KARACHI: Imagine the British reaction when they looked at India’s higgledy-piggledy bazaars and winding, narrow ‘slums’. A colonial officer once wrote something along the lines of how the natives had such bad habits that unless they were closely watched, they would cover the whole neighbourhood with “filth”. For this foreign civilising force, these local conditions were emblematic of moral degeneracy as well.
Some British officers believed that if the urban landscape could be changed, they could mould the behaviour and quality of Indian society. What further proof that this formula worked than the example cited by one officer. According to him, railway employees living in new ‘model’ houses survived a 1904 plague epidemic in Punjab better than the poorly housed colleagues.
As a result of this kind of thinking, the colonial state undertook several ‘model’ projects in Punjab. William Glover of the University of Michigan, an architecture expert who has written extensively on Lahore, provides an excellent view into this mindset in a 2005 paper. He gives details of how the British built several new villages along model lines in the canal-irrigated districts. There were also largely unsuccessful attempts to turn Lahore’s Mozang neighbourhood into a model sanitary village in the 1890s. Our colonial rulers even built model villages in order to contain semi-nomadic tribes who they felt were criminal by nature.
It is small wonder then that when the Indians themselves undertook projects some of them almost perfectly replicated British models. But as Glover points out, they did not necessarily have the same social effect. He gives Model Town as one of these examples that were conceived and built by and for Indian residents according to what was considered then a progressive European model.
The origins of this particular model were highlighted in a paper by Abid Mehmood and Alex Franklin of the University of Cardiff presented at the eighth seminar on urban and regional planning at Karachi’s NED University on March 30.

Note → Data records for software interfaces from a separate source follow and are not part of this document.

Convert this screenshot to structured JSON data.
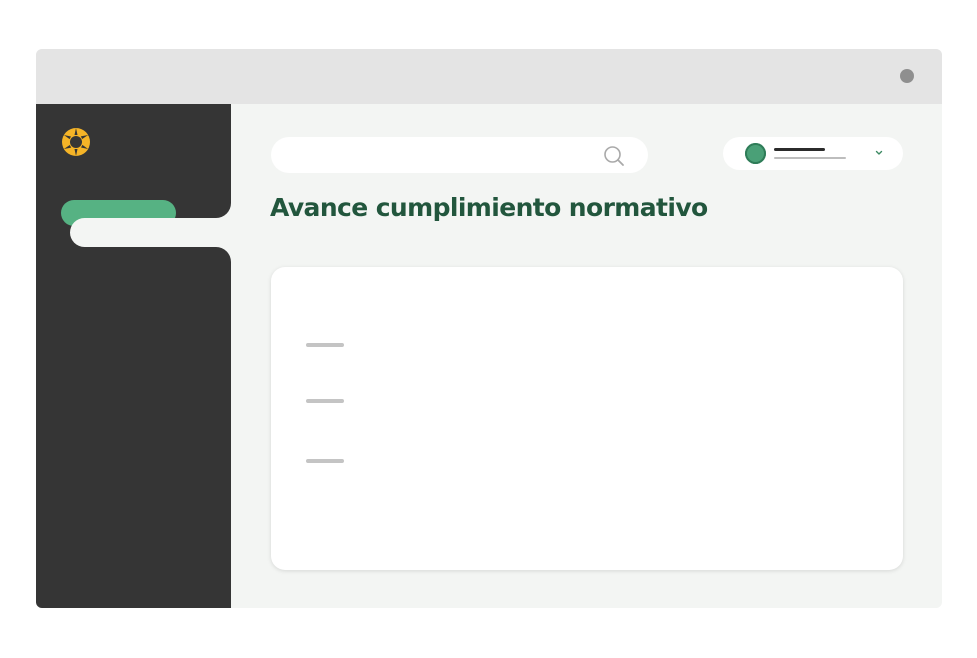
{
  "window": {
    "controls": [
      "window-control"
    ]
  },
  "app": {
    "logo": "gear-logo",
    "accent_color": "#56b283",
    "logo_color": "#f5b427",
    "title_color": "#22563d"
  },
  "sidebar": {
    "items": [
      {
        "state": "highlighted"
      },
      {
        "state": "active-tab"
      }
    ]
  },
  "header": {
    "search": {
      "placeholder": "",
      "value": "",
      "icon": "search-icon"
    },
    "user_menu": {
      "avatar_color": "#4aa077",
      "chevron": "chevron-down-icon"
    }
  },
  "main": {
    "title": "Avance cumplimiento normativo",
    "card": {
      "list_items": [
        "",
        "",
        ""
      ]
    }
  }
}
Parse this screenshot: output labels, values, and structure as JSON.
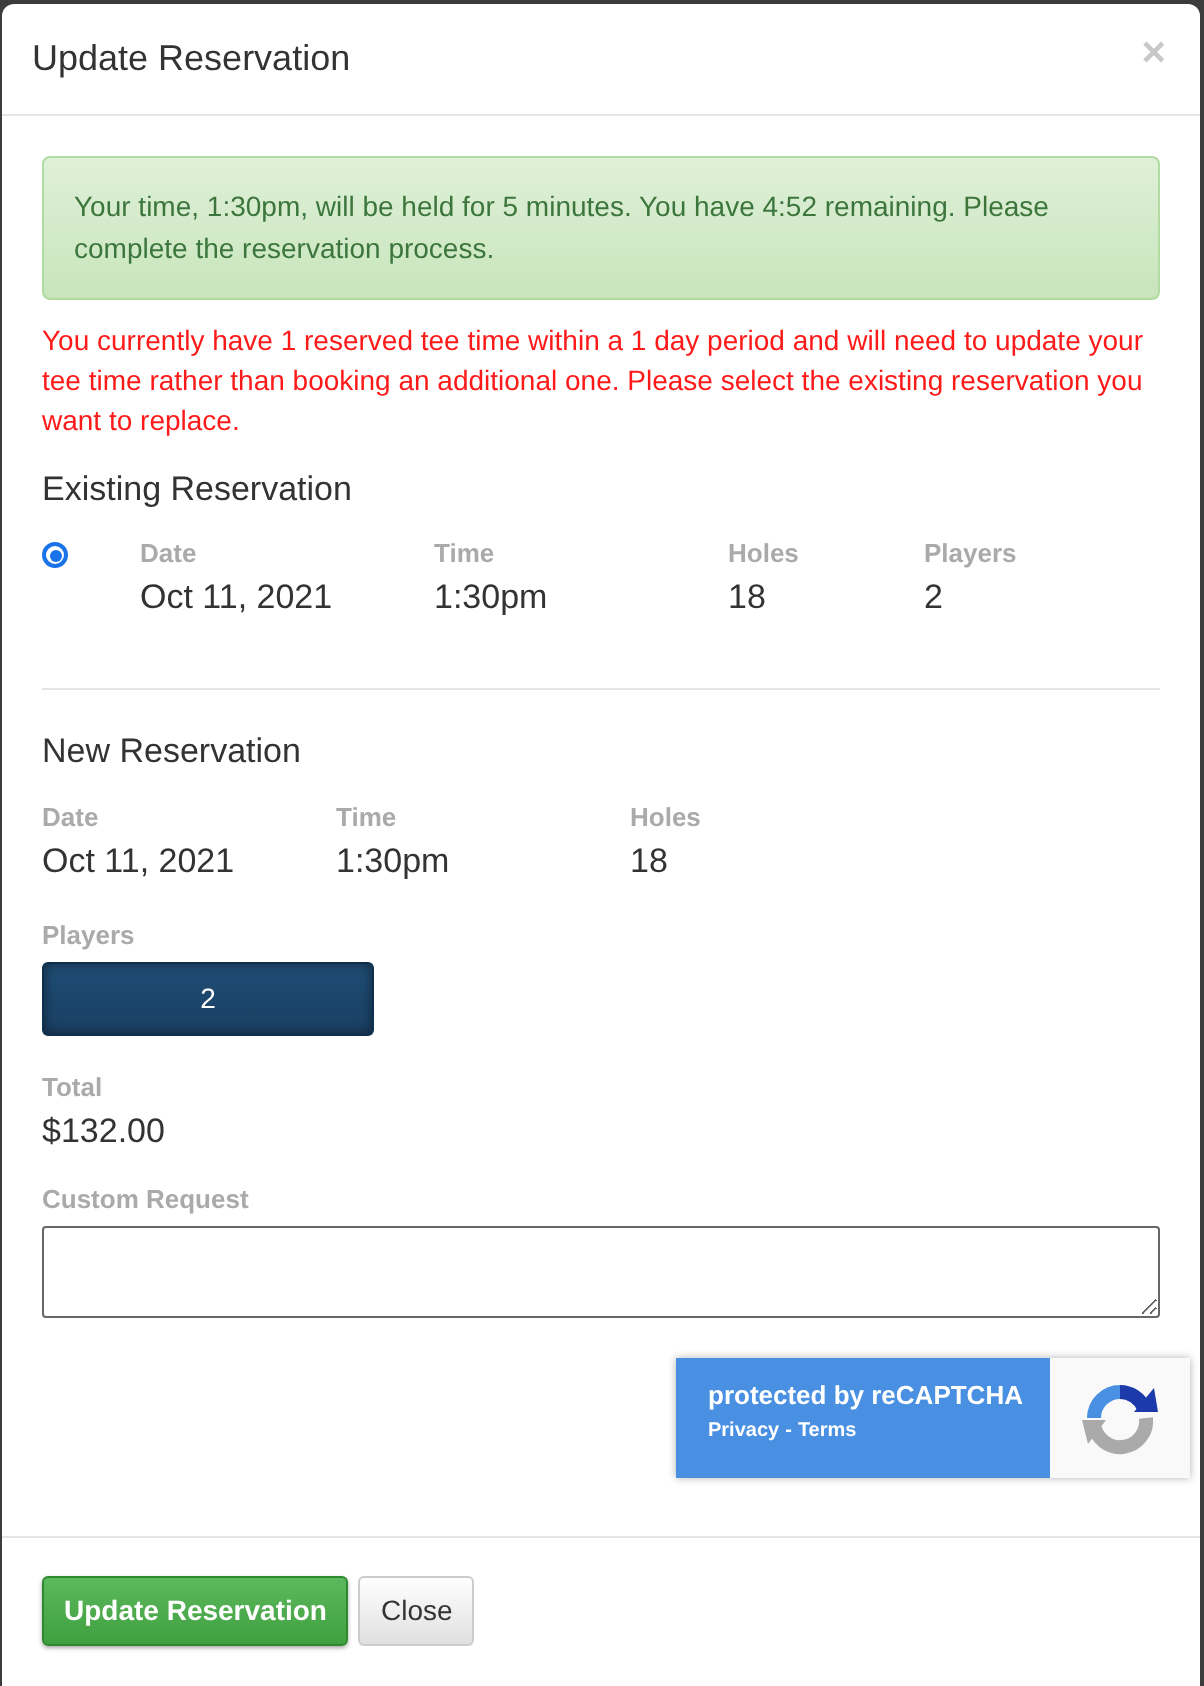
{
  "modal": {
    "title": "Update Reservation",
    "close_glyph": "×"
  },
  "alert": {
    "text": "Your time, 1:30pm, will be held for 5 minutes. You have 4:52 remaining. Please complete the reservation process."
  },
  "warning": "You currently have 1 reserved tee time within a 1 day period and will need to update your tee time rather than booking an additional one. Please select the existing reservation you want to replace.",
  "existing": {
    "heading": "Existing Reservation",
    "reservations": [
      {
        "selected": true,
        "fields": [
          {
            "label": "Date",
            "value": "Oct 11, 2021"
          },
          {
            "label": "Time",
            "value": "1:30pm"
          },
          {
            "label": "Holes",
            "value": "18"
          },
          {
            "label": "Players",
            "value": "2"
          }
        ]
      }
    ]
  },
  "new_reservation": {
    "heading": "New Reservation",
    "fields": [
      {
        "label": "Date",
        "value": "Oct 11, 2021"
      },
      {
        "label": "Time",
        "value": "1:30pm"
      },
      {
        "label": "Holes",
        "value": "18"
      }
    ],
    "players": {
      "label": "Players",
      "value": "2"
    },
    "total": {
      "label": "Total",
      "value": "$132.00"
    },
    "custom_request": {
      "label": "Custom Request"
    }
  },
  "recaptcha": {
    "text": "protected by reCAPTCHA",
    "links": [
      "Privacy",
      "Terms"
    ],
    "separator": "-"
  },
  "buttons": [
    {
      "label": "Update Reservation",
      "kind": "primary"
    },
    {
      "label": "Close",
      "kind": "default"
    }
  ]
}
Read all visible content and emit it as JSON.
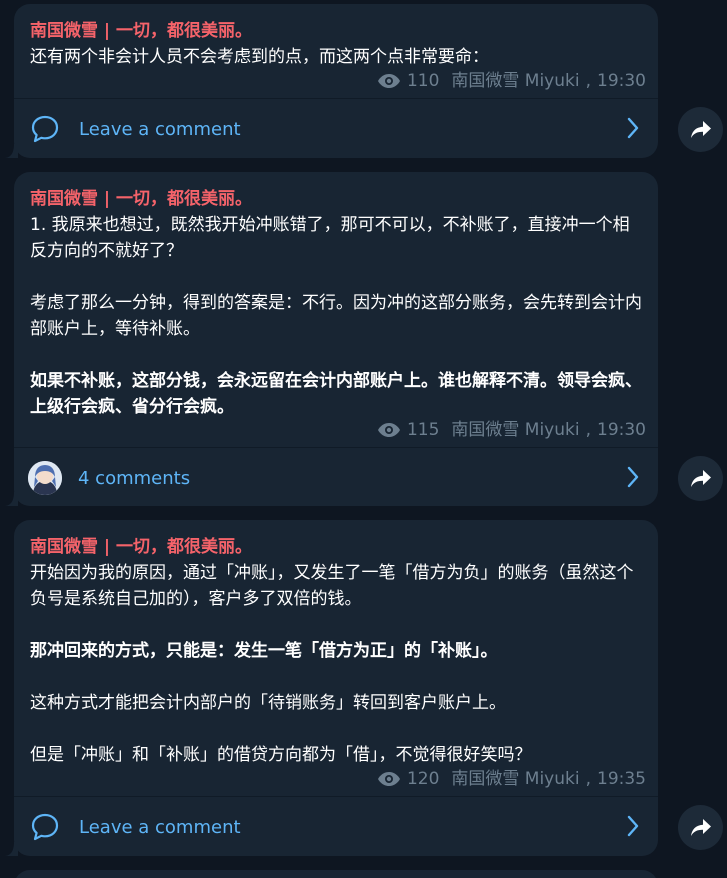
{
  "posts": [
    {
      "author": "南国微雪 | 一切，都很美丽。",
      "paragraphs": [
        "还有两个非会计人员不会考虑到的点，而这两个点非常要命："
      ],
      "views": "110",
      "meta_author": "南国微雪 Miyuki",
      "time": "19:30",
      "comment_label": "Leave a comment"
    },
    {
      "author": "南国微雪 | 一切，都很美丽。",
      "paragraphs": [
        "1. 我原来也想过，既然我开始冲账错了，那可不可以，不补账了，直接冲一个相反方向的不就好了？",
        "考虑了那么一分钟，得到的答案是：不行。因为冲的这部分账务，会先转到会计内部账户上，等待补账。",
        "如果不补账，这部分钱，会永远留在会计内部账户上。谁也解释不清。领导会疯、上级行会疯、省分行会疯。"
      ],
      "views": "115",
      "meta_author": "南国微雪 Miyuki",
      "time": "19:30",
      "comment_label": "4 comments"
    },
    {
      "author": "南国微雪 | 一切，都很美丽。",
      "paragraphs": [
        "开始因为我的原因，通过「冲账」，又发生了一笔「借方为负」的账务（虽然这个负号是系统自己加的），客户多了双倍的钱。",
        "那冲回来的方式，只能是：发生一笔「借方为正」的「补账」。",
        "这种方式才能把会计内部户的「待销账务」转回到客户账户上。",
        "但是「冲账」和「补账」的借贷方向都为「借」，不觉得很好笑吗？"
      ],
      "views": "120",
      "meta_author": "南国微雪 Miyuki",
      "time": "19:35",
      "comment_label": "Leave a comment"
    }
  ],
  "colors": {
    "background": "#0e1621",
    "bubble": "#182533",
    "author": "#f5636a",
    "link": "#5eb5f7",
    "meta": "#6d7f8f"
  },
  "icons": {
    "views": "eye-icon",
    "comment": "comment-bubble-icon",
    "chevron": "chevron-right-icon",
    "share": "share-arrow-icon"
  }
}
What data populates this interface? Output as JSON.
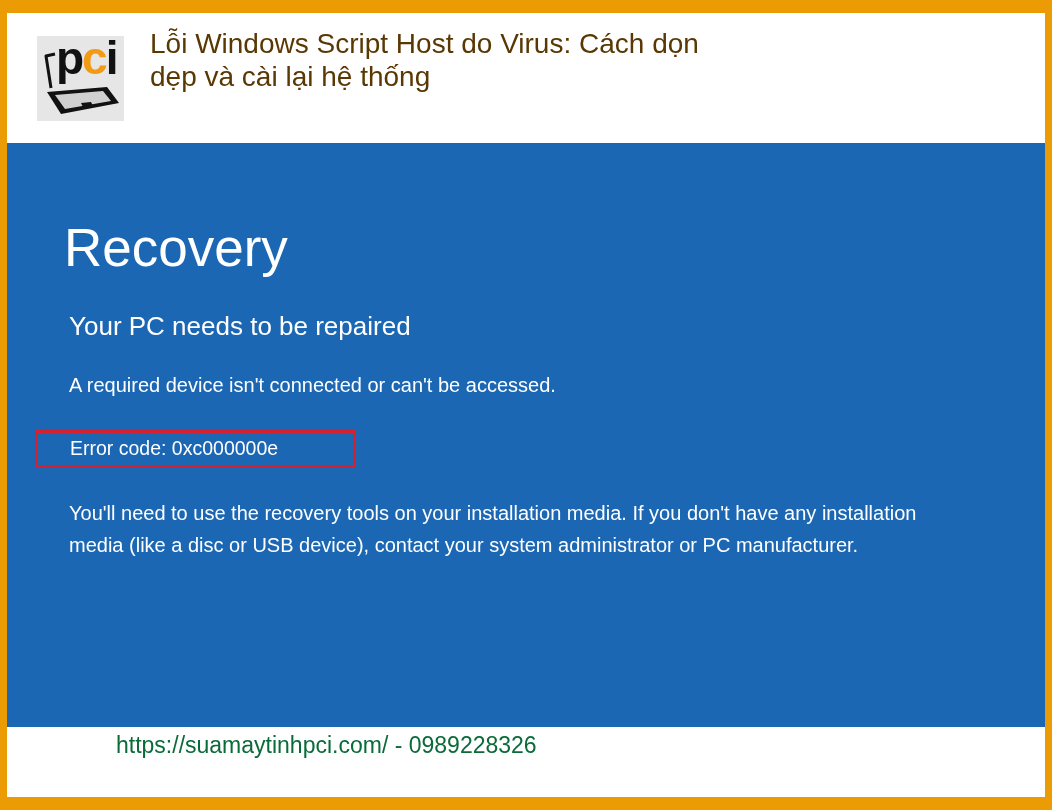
{
  "header": {
    "logo": {
      "text": "pci"
    },
    "title": "Lỗi Windows Script Host do Virus: Cách dọn dẹp và cài lại hệ thống"
  },
  "recovery_screen": {
    "title": "Recovery",
    "heading": "Your PC needs to be repaired",
    "message": "A required device isn't connected or can't be accessed.",
    "error_code": {
      "text": "Error code: 0xc000000e",
      "highlighted": true
    },
    "instructions": "You'll need to use the recovery tools on your installation media. If you don't have any installation media (like a disc or USB device), contact your system administrator or PC manufacturer."
  },
  "footer": {
    "text": "https://suamaytinhpci.com/ - 0989228326"
  }
}
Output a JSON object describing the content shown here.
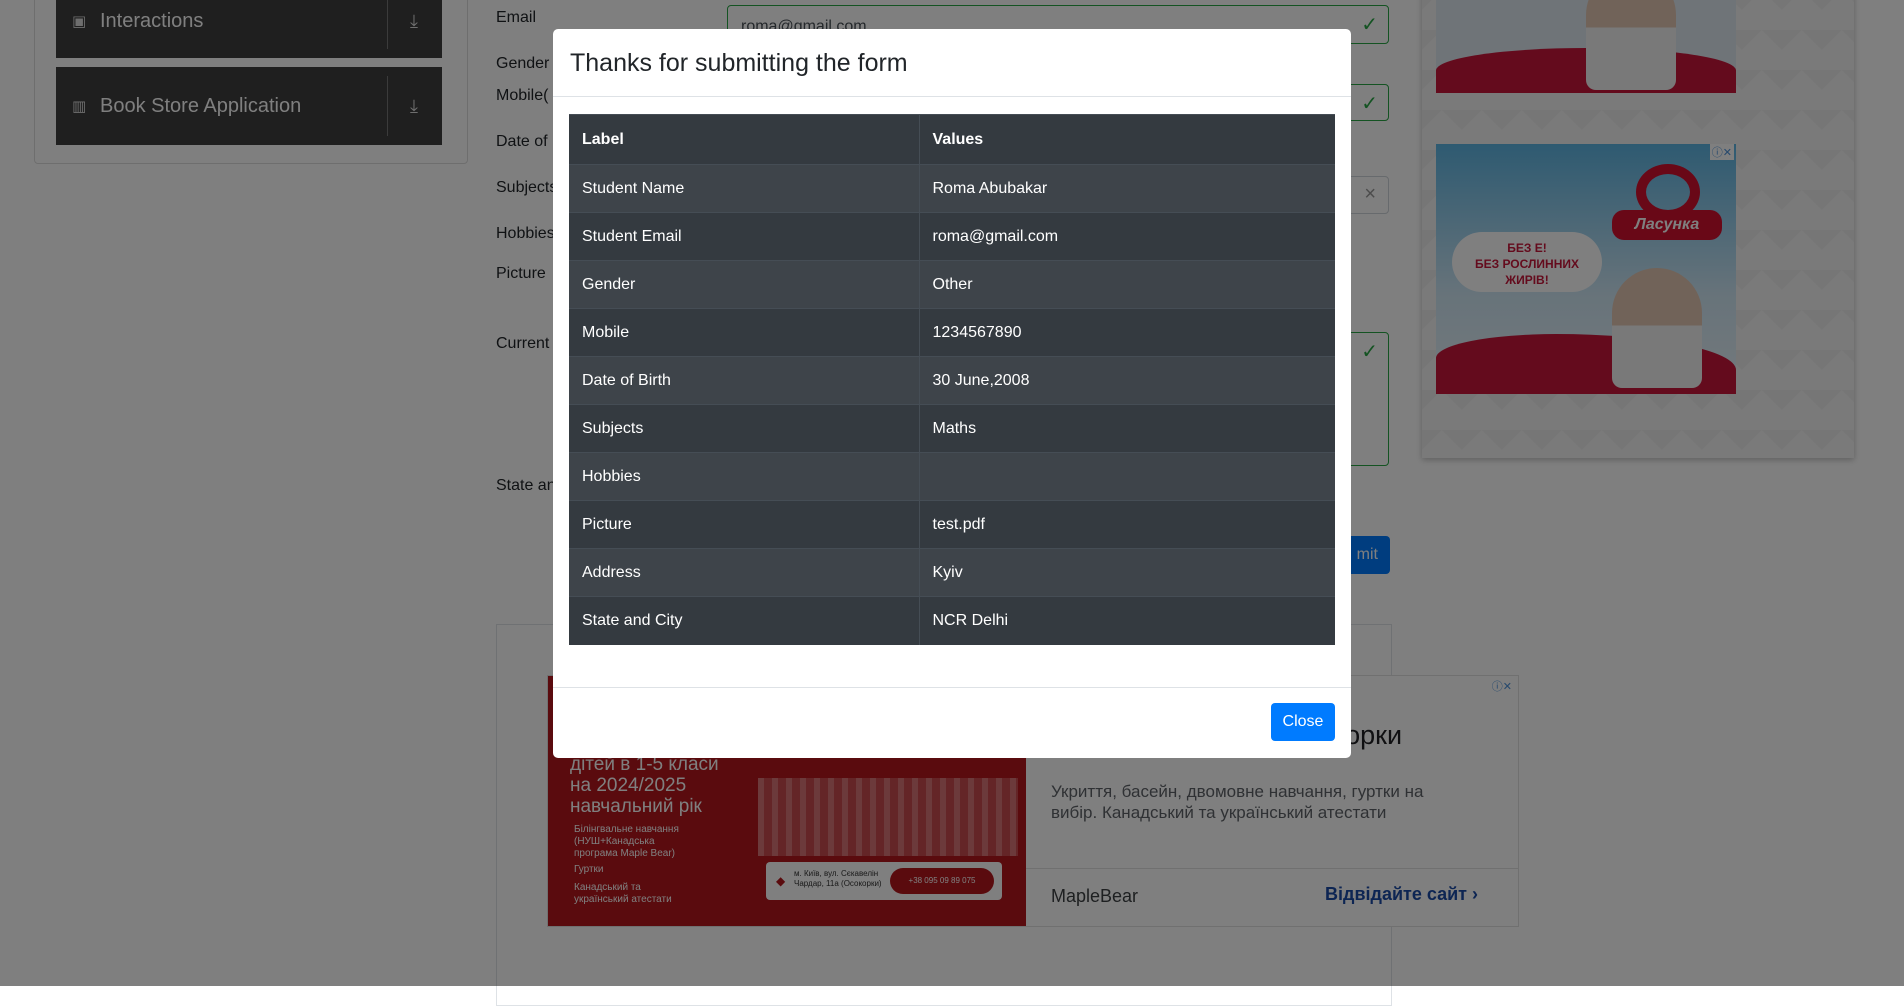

As it turns out, Model Town in Lahore was built faithfully close to the idea of the Garden City in 1921. The Garden City was the brainchild of a man called Ebenezer Howard. According to Glover, in his book Making Lahore Modern, the “guiding force” behind Model Town’s creation was a man called Diwan Khem Chand, a barrister who studied for the bar in England in 1909, and was an admirer of Howard’s ideals.
This settlement was meant for middle-class Indian residents of Lahore who were largely retired provincial and municipal government employees. It was financed by private subscription through a limited partnership company of The Model Town Cooperative Society.
The planners literally copied Howard’s diagram with its circular geometry, radial streets and symmetric constructions. The ‘Garden City’ model proposed a maximum of just 32,000 inhabitants and 5,500 buildings.
What emerged though was that the Indian residents who came to live in Model Town made it their own. For example, while the homes were built as single level British bungalows, by the mid-1930s the inhabitants built a second floor as more than one generation had to be accommodated in this family set-up. Because there was little mixing of the sexes, the men and women took their walks at separate times during the day. Even though there were club houses, social events mostly consisted, writes Glover quoting an old resident, of “weddings, and head-shavings”.
But should this idea be used elsewhere in Pakistan. “I agree that countries like Pakistan with increasing population density and higher rates of urbanisation need new towns and more houses,” Mehmood told The Express Tribune. “[But] instead of following Howard … we should take [these models] as guiding principles, and develop our own models based on the ethnic, religious, cultural, etc diversity of the ‘place’ as in Karachi, or in Lahore.”
As it turned out, Model Town became a self-contained environment for the well heeled. “So, it was quite close to the eco-towns of today with a sterile and self-reliant elite community, away from the common masses,” adds Mehmood. According to him, we do not seem to have any shortage of isolated, secured and gated communities and housing schemes. “The challenge is to bring people (from various social, ethnic and economic strata) together and provide the necessities of life.”
The image of a perfect, isolated and sterile suburb somehow doesn’t paint the picture of close-knit community. Additionally, planners have to ensure that these suburbs have strong public transport links to the centre of the city, jobs close by and enough recreation. As Karachi’s Taiser Town fiasco to rehouse the families dislocated by the Lyari Expressway demonstrated, simply uprooting people and putting them on the edge of a city doesn’t make for good urban planning.
Published in The Express Tribune, April 15th, 2013.